(Items from an interface collection)
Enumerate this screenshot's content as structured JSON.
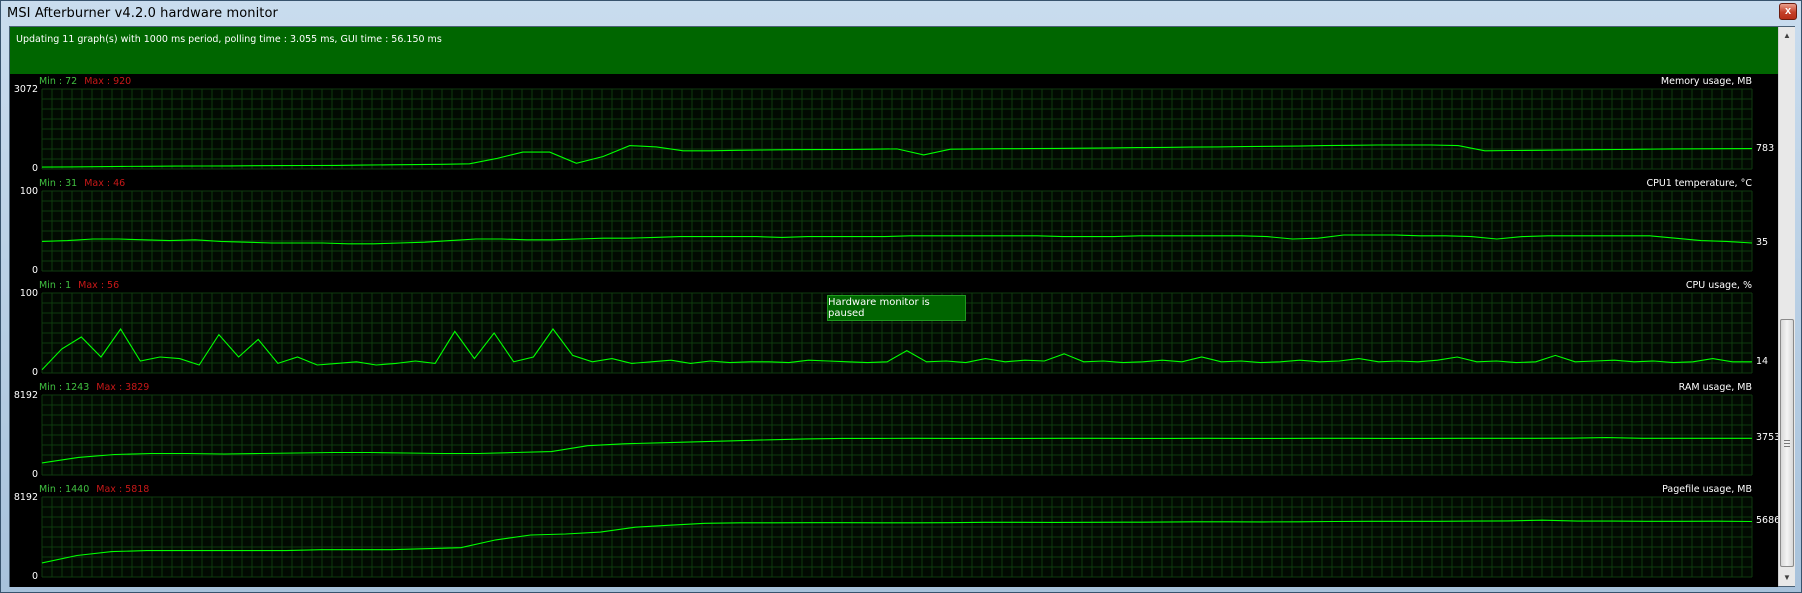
{
  "window": {
    "title": "MSI Afterburner v4.2.0 hardware monitor",
    "close_label": "x"
  },
  "status": {
    "text": "Updating 11 graph(s) with 1000 ms period, polling time : 3.055 ms, GUI time : 56.150 ms"
  },
  "paused_message": "Hardware monitor is paused",
  "colors": {
    "status_bg": "#006600",
    "graph_bg": "#000000",
    "grid": "#0f3a0f",
    "line": "#00ff00",
    "min_text": "#40c040",
    "max_text": "#c81818"
  },
  "chart_data": [
    {
      "type": "line",
      "title": "Memory usage, MB",
      "min_label": "Min : 72",
      "max_label": "Max : 920",
      "ylim": [
        0,
        3072
      ],
      "y_top_label": "3072",
      "y_bottom_label": "0",
      "current_label": "783",
      "series": [
        {
          "values": [
            72,
            80,
            90,
            100,
            105,
            110,
            115,
            120,
            125,
            130,
            135,
            140,
            150,
            160,
            170,
            180,
            200,
            400,
            650,
            650,
            220,
            480,
            900,
            850,
            700,
            700,
            720,
            730,
            740,
            745,
            750,
            760,
            770,
            540,
            760,
            770,
            780,
            785,
            790,
            800,
            810,
            820,
            830,
            840,
            850,
            860,
            870,
            880,
            900,
            910,
            920,
            920,
            920,
            900,
            700,
            710,
            720,
            730,
            740,
            750,
            760,
            770,
            775,
            780,
            783
          ]
        }
      ]
    },
    {
      "type": "line",
      "title": "CPU1 temperature, °C",
      "min_label": "Min : 31",
      "max_label": "Max : 46",
      "ylim": [
        0,
        100
      ],
      "y_top_label": "100",
      "y_bottom_label": "0",
      "current_label": "35",
      "series": [
        {
          "values": [
            37,
            38,
            40,
            40,
            39,
            38,
            39,
            37,
            36,
            35,
            35,
            35,
            34,
            34,
            35,
            36,
            38,
            40,
            40,
            39,
            39,
            40,
            41,
            41,
            42,
            43,
            43,
            43,
            43,
            42,
            43,
            43,
            43,
            43,
            44,
            44,
            44,
            44,
            44,
            44,
            43,
            43,
            43,
            44,
            44,
            44,
            44,
            44,
            43,
            40,
            41,
            45,
            45,
            45,
            44,
            44,
            43,
            40,
            43,
            44,
            44,
            44,
            44,
            44,
            41,
            38,
            37,
            35
          ]
        }
      ]
    },
    {
      "type": "line",
      "title": "CPU usage, %",
      "min_label": "Min : 1",
      "max_label": "Max : 56",
      "ylim": [
        0,
        100
      ],
      "y_top_label": "100",
      "y_bottom_label": "0",
      "current_label": "14",
      "series": [
        {
          "values": [
            4,
            30,
            45,
            20,
            55,
            15,
            20,
            18,
            10,
            48,
            20,
            42,
            12,
            20,
            10,
            12,
            14,
            10,
            12,
            15,
            12,
            52,
            18,
            50,
            14,
            20,
            55,
            22,
            14,
            18,
            12,
            14,
            16,
            12,
            15,
            13,
            14,
            14,
            13,
            16,
            15,
            14,
            13,
            14,
            28,
            14,
            15,
            13,
            18,
            14,
            16,
            15,
            24,
            14,
            15,
            13,
            14,
            16,
            14,
            20,
            14,
            15,
            13,
            14,
            16,
            14,
            15,
            18,
            14,
            15,
            14,
            16,
            20,
            14,
            15,
            13,
            14,
            22,
            14,
            15,
            16,
            14,
            15,
            13,
            14,
            18,
            14,
            14
          ]
        }
      ]
    },
    {
      "type": "line",
      "title": "RAM usage, MB",
      "min_label": "Min : 1243",
      "max_label": "Max : 3829",
      "ylim": [
        0,
        8192
      ],
      "y_top_label": "8192",
      "y_bottom_label": "0",
      "current_label": "3753",
      "series": [
        {
          "values": [
            1243,
            1800,
            2100,
            2200,
            2200,
            2150,
            2200,
            2250,
            2300,
            2300,
            2250,
            2200,
            2200,
            2300,
            2400,
            3000,
            3200,
            3300,
            3400,
            3500,
            3600,
            3700,
            3750,
            3750,
            3760,
            3750,
            3750,
            3750,
            3760,
            3760,
            3750,
            3750,
            3760,
            3750,
            3750,
            3760,
            3760,
            3750,
            3750,
            3760,
            3760,
            3760,
            3770,
            3829,
            3760,
            3760,
            3760,
            3753
          ]
        }
      ]
    },
    {
      "type": "line",
      "title": "Pagefile usage, MB",
      "min_label": "Min : 1440",
      "max_label": "Max : 5818",
      "ylim": [
        0,
        8192
      ],
      "y_top_label": "8192",
      "y_bottom_label": "0",
      "current_label": "5686",
      "series": [
        {
          "values": [
            1440,
            2200,
            2600,
            2700,
            2700,
            2700,
            2700,
            2700,
            2800,
            2800,
            2800,
            2900,
            3000,
            3800,
            4300,
            4400,
            4600,
            5100,
            5300,
            5500,
            5550,
            5550,
            5560,
            5560,
            5550,
            5550,
            5560,
            5600,
            5600,
            5590,
            5600,
            5610,
            5620,
            5650,
            5650,
            5640,
            5650,
            5680,
            5700,
            5700,
            5700,
            5720,
            5740,
            5818,
            5720,
            5720,
            5700,
            5700,
            5710,
            5686
          ]
        }
      ]
    }
  ]
}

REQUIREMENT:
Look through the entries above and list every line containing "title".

ANSWER BOX:
    "title": "MSI Afterburner v4.2.0 hardware monitor",
      "title": "Memory usage, MB",
      "title": "CPU1 temperature, °C",
      "title": "CPU usage, %",
      "title": "RAM usage, MB",
      "title": "Pagefile usage, MB",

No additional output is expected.